9 Ways to Write a Successful Email Subject Line
Email is a vital part of marketing, and it is important to stand out in the inbox of your recipients in order to be noticed and opened.
47% of people open emails based on the subject line alone, meaning that it is more important than ever to optimise this space to get the results that you want.
Tips for Writing Your Email Subject Lines
1. Keep it Short and Sweet
Keep it brief with lines fewer than 50 characters are estimated to have open rates that are 12% higher than those with longer subject lines. Start with action oriented verbs to make recipients more likely to click through and take action
2. Gain trust
You will be risking recipients trust if you use a click-brait subject line, so it is better to avoid this. The content in your email should be consistent with what you are promising in your subject line.
3. Consider A/B testing
Mailchimp allows you to A/B test your subject line which can be ideal to see what works
4. Personalise it
This is a great way to grab recipients attention, and can increase open rate. You can easily do this by including fields into Mailchimp emails
5. Place important words at the beginning –
With 50% of emails being read on mobile devices, not all of the subject line will be shown. Details could be cut off so place important information at the start.

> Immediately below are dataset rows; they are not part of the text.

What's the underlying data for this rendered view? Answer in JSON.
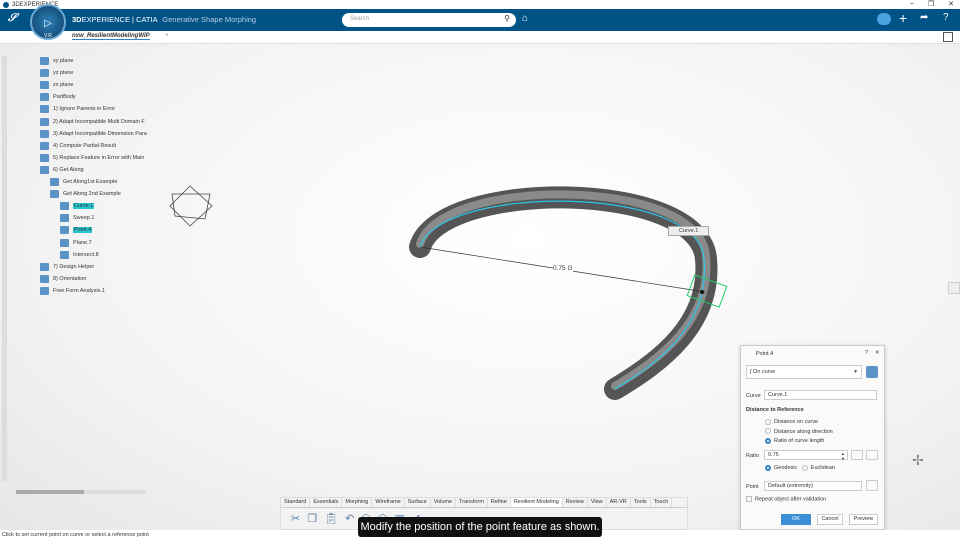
{
  "window": {
    "title": "3DEXPERIENCE",
    "controls": [
      "–",
      "❐",
      "✕"
    ]
  },
  "header": {
    "brand_bold": "3D",
    "brand_rest": "EXPERIENCE | CATIA",
    "app": "Generative Shape Morphing",
    "search_placeholder": "Search",
    "compass_version": "V.R"
  },
  "tab": {
    "label": "nxw_ResilientModelingWIP",
    "add": "+"
  },
  "tree": [
    {
      "label": "xy plane",
      "indent": 0
    },
    {
      "label": "yz plane",
      "indent": 0
    },
    {
      "label": "zx plane",
      "indent": 0
    },
    {
      "label": "PartBody",
      "indent": 0
    },
    {
      "label": "1) Ignore Parents in Error",
      "indent": 0
    },
    {
      "label": "2) Adapt Incompatible Multi Domain F",
      "indent": 0
    },
    {
      "label": "3) Adapt Incompatible Dimension Para",
      "indent": 0
    },
    {
      "label": "4) Compute Partial Result",
      "indent": 0
    },
    {
      "label": "5) Replace Feature in Error with Main",
      "indent": 0
    },
    {
      "label": "6) Get Along",
      "indent": 0
    },
    {
      "label": "Get Along1st Example",
      "indent": 1
    },
    {
      "label": "Get Along 2nd Example",
      "indent": 1
    },
    {
      "label": "Curve.1",
      "indent": 2,
      "highlight": true
    },
    {
      "label": "Sweep.1",
      "indent": 2
    },
    {
      "label": "Point.4",
      "indent": 2,
      "highlight": true
    },
    {
      "label": "Plane.7",
      "indent": 2
    },
    {
      "label": "Intersect.8",
      "indent": 2
    },
    {
      "label": "7) Design Helper",
      "indent": 0
    },
    {
      "label": "8) Orientation",
      "indent": 0
    },
    {
      "label": "Free Form Analysis.1",
      "indent": 0
    }
  ],
  "viewport": {
    "dimension_label": "0.75 G",
    "curve_label": "Curve.1"
  },
  "dialog": {
    "title": "Point.4",
    "type": "On curve",
    "curve_label": "Curve",
    "curve_value": "Curve.1",
    "section": "Distance to Reference",
    "options": [
      "Distance on curve",
      "Distance along direction",
      "Ratio of curve length"
    ],
    "selected_option": 2,
    "ratio_label": "Ratio",
    "ratio_value": "0.75",
    "geodesic": "Geodesic",
    "euclidean": "Euclidean",
    "point_label": "Point",
    "point_value": "Default (extremity)",
    "repeat": "Repeat object after validation",
    "ok": "OK",
    "cancel": "Cancel",
    "preview": "Preview"
  },
  "toolbar": {
    "tabs": [
      "Standard",
      "Essentials",
      "Morphing",
      "Wireframe",
      "Surface",
      "Volume",
      "Transform",
      "Refine",
      "Resilient Modeling",
      "Review",
      "View",
      "AR-VR",
      "Tools",
      "Touch"
    ],
    "active": "Resilient Modeling"
  },
  "caption": "Modify the position of the point feature as shown.",
  "status": "Click to set current point on curve or select a reference point"
}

6. Highlight Your Offer
Highlight the value you have to offer and communicate what recipients are getting through opening the email. Always offer something helpful.
7. Create Urgency
Communicating urgency can compel readers to click through
8. Generate Curiosity
Maintaining a sense of mystery can provoke curiosity and interest
9. Make it Relevant
Incorporating trending topics or timely headlines can give authority to your brand
Finally, put yourself in your recipients shoes and consider whether you would open the email if it landed in your inbox. If your emails are getting opened, then the great content that you have to share won’t get seen. This is why it’s important to nail your subject line.